Types and Stages of Lung Cancer
Lung cancer occurs when malignant cells of the lung multiply abnormally and start destroying nearby tissues. As more abnormal cells develop, they may form a mass or tumor. There are two main types of lung cancer—Non-small cell lung cancer and small cell lung cancer.
- Non-small cell lung cancer: This is the most common type of lung cancer and accounts for about 80% to 85% of all lung cancer cases.
- Small cell lung cancer: This type of lung cancer is also known as oat cell cancer and accounts for 10-15% of lung cancer cases.
- Stage 0: This is the earliest stage of lung cancer and is also known as “carcinoma in situ.” Here, the tumor is minute and has not spread in the lungs or deeper into the tissues.
- Stage 1: The tumor is not more than 4cm in diameter and has not spread outside of the lung or to any lymph nodes. This is the early stage where if cancer is spotted, it can be cured.
- Stage 2: The tumor can be of any size, and cancer may have spread to the nearby lymph nodes, other parts of the lungs, or the organs and tissues outside the lungs.
- Stage 3: The cancerous tumor can be of any size and may spread to the lymph nodes. Cancer has mostly spread to other parts of the lung, including the airways.
- Stage 4: This stage is characterized by a tumor of any size. Additionally, cancer has mostly spread to the lymph nodes and could have also reached the other lung or the pleura.
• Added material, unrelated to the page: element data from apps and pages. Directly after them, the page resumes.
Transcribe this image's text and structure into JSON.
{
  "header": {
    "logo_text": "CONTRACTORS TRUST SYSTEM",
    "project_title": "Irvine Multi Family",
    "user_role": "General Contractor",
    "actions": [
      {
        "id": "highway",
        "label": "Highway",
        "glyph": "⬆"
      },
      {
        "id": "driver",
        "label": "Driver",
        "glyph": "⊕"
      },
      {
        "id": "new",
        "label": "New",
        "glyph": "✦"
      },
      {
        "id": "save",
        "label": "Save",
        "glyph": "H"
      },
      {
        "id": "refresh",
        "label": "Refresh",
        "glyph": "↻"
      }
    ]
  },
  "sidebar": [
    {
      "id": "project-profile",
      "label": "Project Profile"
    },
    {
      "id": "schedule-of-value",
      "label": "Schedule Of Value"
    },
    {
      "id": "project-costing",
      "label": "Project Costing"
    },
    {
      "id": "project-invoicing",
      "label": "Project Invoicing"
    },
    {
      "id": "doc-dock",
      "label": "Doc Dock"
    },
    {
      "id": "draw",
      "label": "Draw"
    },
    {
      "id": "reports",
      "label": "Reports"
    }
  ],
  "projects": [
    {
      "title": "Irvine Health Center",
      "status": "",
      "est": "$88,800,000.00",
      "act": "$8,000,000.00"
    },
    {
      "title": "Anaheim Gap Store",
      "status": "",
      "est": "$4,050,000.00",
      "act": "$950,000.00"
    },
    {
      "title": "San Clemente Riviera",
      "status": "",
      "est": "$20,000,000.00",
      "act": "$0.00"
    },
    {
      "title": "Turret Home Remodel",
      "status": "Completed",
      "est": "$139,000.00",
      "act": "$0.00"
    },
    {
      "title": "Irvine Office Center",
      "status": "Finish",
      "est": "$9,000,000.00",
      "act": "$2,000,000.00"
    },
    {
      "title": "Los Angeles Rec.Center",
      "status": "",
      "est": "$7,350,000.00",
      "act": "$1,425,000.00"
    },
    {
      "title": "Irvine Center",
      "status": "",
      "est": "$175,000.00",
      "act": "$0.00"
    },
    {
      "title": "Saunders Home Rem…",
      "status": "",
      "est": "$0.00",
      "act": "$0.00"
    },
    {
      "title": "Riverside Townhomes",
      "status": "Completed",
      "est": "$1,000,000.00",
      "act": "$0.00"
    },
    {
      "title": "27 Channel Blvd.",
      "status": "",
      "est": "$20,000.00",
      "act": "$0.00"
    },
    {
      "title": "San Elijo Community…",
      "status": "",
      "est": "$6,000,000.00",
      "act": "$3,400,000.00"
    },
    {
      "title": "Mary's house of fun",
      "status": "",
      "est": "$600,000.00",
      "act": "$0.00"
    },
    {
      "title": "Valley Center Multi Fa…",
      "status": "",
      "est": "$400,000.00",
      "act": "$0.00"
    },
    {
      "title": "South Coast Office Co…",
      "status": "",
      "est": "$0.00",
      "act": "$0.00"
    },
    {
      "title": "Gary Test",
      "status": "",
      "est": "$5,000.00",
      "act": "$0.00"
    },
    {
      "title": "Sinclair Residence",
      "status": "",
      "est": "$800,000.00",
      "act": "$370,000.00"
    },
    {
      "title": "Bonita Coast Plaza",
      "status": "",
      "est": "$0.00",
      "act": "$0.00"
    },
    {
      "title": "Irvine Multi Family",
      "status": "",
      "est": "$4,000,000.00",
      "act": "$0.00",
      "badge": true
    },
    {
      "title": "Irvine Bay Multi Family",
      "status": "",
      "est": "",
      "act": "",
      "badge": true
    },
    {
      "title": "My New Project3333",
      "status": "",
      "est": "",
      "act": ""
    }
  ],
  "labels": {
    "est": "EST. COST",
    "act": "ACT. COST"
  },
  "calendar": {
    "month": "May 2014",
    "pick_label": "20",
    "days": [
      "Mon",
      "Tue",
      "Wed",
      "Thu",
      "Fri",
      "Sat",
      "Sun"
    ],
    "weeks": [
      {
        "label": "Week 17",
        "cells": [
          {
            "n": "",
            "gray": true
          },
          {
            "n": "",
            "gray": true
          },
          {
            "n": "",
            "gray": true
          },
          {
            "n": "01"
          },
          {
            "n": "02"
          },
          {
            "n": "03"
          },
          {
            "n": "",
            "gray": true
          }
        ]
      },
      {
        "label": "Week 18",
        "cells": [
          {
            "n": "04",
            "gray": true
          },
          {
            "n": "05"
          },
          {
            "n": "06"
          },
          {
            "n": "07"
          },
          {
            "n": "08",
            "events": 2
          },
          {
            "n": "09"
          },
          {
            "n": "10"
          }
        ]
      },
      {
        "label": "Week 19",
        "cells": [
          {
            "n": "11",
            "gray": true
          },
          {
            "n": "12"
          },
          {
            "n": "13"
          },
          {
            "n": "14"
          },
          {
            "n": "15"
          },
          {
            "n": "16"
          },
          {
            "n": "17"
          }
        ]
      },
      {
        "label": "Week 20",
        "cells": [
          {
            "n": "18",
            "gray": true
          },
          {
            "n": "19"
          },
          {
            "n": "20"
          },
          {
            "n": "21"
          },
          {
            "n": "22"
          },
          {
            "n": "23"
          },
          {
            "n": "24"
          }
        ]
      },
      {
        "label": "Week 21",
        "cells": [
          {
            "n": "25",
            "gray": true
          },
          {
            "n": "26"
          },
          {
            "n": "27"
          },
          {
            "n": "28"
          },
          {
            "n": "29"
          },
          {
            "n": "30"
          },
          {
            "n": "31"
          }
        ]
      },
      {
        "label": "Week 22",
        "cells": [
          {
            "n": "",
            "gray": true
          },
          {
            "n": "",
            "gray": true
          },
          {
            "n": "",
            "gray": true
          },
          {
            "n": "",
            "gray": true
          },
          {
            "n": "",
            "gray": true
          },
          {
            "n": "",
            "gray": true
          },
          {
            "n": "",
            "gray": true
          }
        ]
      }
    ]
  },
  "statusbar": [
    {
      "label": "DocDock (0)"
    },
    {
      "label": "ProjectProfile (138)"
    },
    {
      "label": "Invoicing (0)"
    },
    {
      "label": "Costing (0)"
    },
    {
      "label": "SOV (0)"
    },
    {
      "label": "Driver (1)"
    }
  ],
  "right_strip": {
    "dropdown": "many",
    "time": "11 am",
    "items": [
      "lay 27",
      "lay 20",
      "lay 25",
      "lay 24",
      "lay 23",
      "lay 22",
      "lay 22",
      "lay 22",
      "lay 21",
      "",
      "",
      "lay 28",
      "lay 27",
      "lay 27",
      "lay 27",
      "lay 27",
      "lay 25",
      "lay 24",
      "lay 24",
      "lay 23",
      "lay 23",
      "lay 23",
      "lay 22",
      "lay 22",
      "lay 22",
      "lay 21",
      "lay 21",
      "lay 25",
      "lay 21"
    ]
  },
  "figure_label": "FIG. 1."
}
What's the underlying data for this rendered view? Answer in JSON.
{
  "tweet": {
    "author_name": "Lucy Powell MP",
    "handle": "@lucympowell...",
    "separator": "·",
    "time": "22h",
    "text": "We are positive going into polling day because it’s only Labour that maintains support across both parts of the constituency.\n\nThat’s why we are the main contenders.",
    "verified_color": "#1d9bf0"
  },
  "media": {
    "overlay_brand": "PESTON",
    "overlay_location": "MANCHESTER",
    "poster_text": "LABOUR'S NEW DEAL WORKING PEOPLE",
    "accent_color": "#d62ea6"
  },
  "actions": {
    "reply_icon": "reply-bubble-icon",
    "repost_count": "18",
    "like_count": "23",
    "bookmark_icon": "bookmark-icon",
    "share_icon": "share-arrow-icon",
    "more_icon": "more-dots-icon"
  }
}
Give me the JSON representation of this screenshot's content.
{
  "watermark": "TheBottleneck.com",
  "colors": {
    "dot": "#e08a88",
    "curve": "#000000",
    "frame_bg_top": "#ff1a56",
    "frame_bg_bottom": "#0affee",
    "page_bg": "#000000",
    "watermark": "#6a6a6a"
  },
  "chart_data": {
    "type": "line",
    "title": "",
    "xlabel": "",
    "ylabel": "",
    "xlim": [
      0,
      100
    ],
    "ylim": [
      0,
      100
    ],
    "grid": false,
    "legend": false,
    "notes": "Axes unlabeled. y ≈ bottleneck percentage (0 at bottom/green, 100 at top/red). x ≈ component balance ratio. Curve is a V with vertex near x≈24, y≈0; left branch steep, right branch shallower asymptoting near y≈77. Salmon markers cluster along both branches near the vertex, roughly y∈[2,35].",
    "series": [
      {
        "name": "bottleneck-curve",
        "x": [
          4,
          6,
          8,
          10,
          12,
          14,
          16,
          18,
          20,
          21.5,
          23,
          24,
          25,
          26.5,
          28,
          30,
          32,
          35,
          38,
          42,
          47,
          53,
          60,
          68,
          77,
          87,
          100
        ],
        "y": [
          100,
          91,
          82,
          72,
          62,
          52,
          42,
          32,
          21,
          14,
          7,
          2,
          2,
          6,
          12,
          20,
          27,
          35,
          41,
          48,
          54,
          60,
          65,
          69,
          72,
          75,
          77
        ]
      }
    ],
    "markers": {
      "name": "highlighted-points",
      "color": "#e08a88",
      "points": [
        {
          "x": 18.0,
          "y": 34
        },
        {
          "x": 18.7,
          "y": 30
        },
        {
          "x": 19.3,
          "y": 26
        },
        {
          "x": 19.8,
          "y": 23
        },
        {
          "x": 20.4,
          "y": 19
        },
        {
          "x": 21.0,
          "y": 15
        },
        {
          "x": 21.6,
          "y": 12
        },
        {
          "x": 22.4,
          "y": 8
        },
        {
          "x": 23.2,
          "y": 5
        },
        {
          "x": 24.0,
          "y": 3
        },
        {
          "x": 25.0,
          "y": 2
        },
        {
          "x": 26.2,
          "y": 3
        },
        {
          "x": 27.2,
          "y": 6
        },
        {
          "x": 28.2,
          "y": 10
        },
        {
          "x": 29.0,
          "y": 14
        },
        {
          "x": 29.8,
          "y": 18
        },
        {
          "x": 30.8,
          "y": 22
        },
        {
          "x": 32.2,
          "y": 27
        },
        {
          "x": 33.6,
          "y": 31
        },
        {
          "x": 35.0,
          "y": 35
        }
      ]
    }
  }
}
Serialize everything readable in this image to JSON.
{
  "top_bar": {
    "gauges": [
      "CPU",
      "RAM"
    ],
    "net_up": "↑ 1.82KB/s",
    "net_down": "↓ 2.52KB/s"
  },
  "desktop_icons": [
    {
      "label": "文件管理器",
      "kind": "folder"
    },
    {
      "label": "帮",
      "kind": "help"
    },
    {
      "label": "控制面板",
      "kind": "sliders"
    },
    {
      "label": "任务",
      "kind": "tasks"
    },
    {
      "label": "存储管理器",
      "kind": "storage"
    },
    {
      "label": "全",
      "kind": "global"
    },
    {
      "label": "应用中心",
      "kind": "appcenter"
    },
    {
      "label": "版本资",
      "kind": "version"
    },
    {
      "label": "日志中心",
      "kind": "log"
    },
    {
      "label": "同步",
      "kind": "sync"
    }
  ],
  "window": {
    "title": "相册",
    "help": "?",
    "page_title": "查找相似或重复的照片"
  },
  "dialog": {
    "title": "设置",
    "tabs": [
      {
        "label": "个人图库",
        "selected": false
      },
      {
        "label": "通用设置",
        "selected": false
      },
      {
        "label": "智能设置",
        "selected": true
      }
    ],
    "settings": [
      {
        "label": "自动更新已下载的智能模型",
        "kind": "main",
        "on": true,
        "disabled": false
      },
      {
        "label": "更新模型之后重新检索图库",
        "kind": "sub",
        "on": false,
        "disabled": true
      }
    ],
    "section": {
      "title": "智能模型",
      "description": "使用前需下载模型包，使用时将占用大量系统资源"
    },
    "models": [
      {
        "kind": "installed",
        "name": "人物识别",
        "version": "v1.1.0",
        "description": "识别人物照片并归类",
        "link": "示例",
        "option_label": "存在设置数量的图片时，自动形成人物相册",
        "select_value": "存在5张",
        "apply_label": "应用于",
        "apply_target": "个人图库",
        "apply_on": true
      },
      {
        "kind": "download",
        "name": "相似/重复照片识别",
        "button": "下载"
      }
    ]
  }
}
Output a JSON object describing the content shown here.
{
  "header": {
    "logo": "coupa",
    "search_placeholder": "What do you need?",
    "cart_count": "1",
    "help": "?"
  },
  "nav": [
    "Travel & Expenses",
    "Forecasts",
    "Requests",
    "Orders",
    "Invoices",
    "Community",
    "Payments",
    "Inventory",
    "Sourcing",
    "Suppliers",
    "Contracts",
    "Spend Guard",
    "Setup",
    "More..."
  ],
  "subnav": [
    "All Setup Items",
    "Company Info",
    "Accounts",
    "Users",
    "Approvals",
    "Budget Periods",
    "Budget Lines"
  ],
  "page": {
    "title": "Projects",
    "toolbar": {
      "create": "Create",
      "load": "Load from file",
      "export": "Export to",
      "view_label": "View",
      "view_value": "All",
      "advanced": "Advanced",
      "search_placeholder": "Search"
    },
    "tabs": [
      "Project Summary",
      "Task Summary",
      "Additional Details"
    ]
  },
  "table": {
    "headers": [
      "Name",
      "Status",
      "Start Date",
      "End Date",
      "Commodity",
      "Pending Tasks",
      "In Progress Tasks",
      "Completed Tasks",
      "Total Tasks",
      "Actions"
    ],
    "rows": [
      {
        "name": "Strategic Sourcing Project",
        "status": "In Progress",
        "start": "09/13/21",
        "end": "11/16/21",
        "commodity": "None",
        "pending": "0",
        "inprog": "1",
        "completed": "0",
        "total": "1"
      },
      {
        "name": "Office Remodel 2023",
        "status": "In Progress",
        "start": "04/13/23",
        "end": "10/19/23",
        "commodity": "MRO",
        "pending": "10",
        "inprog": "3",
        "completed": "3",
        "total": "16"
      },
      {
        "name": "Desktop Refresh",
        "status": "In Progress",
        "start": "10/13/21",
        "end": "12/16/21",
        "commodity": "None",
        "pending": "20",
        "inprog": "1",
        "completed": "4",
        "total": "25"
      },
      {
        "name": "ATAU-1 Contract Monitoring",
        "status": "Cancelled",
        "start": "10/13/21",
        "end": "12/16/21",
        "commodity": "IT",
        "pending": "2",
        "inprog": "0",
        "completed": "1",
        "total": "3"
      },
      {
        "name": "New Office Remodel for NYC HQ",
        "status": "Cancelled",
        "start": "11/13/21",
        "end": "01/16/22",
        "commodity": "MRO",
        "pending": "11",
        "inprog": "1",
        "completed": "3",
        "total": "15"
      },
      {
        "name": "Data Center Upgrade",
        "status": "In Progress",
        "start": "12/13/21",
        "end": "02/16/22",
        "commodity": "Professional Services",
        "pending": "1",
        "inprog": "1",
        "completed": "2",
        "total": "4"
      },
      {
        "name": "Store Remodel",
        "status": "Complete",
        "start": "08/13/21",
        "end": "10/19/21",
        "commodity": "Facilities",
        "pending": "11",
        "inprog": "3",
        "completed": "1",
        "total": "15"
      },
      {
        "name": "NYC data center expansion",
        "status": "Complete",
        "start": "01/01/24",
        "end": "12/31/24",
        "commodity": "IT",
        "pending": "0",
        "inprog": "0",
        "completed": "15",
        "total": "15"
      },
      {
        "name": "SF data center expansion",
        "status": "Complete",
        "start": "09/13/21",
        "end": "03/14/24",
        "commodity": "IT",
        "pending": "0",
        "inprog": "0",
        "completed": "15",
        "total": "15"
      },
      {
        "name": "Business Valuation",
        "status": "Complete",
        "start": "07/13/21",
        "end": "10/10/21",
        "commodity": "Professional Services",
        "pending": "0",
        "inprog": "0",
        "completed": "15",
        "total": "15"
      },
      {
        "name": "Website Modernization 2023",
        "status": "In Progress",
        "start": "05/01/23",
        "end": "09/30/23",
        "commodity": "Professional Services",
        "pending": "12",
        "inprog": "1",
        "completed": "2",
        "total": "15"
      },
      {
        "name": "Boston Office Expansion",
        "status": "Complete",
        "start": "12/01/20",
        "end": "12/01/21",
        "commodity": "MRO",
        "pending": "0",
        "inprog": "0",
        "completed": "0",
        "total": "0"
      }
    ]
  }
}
The cancerous cells might have even reached other body parts like the liver, bones, or the brain.